Proceedings of the 13th Spacecraft Charging Technology Conference
Electron beam measurements have been made that show disordered SiO 2 exhibits luminescent behavior, and that it varies with incident beam energy and current density, sample temperature and wavelength. A simple model based on the electronic band structure and defect density of states—initially used to explain electron transport in highly disordered insulating materials—has been extended to predict the relative cathodoluminescent intensity and spectral radiance for disordered SiO 2 as a function of these variables. Insulating SiO 2 has a band gap of ~8.9 eV. Hence thermal excitation from the valence to conduction band is highly improbable; excitation is through collisions of the incident high energy electrons. For visible and near-IR (NIR) light to be emitted, there must be other states within the forbidden band gap for electrons to occupy. These localized defect or “trap” states of disordered SiO 2 are due to structural or substitutional chemical defects. Results for both thin film samples with penetrating radiation and thick bulk samples with nonpenetrating radiation were taken.

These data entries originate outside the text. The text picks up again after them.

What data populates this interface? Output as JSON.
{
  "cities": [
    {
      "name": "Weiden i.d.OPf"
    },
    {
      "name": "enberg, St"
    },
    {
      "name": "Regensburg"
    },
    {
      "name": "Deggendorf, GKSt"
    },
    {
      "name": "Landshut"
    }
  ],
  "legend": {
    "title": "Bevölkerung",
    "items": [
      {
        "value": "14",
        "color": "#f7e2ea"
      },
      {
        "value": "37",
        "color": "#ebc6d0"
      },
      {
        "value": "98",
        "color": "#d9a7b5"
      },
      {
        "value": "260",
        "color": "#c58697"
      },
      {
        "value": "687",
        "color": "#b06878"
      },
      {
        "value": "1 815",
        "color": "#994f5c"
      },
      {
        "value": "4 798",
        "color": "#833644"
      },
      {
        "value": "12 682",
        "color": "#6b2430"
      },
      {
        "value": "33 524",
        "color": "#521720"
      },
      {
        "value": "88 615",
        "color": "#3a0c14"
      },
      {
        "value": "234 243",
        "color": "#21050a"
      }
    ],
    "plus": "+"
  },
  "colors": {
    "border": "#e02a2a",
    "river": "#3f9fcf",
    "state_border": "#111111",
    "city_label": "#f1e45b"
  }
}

The data were fit with the proposed model using saturation dose rate and mean shallow trap energy as fitting parameters, which can be compared with results from independent experiments.
Amberly Evans Jensen and JR Dennison, ”Defects Density of States Model of Cathodoluminescent Intensity and Spectra of Disordered SiO2,” Abstract 144, Proceedings of the 13th Spacecraft Charging Technology Conference, (Pasadena, CA, June 25-29, 2014), 7 pp.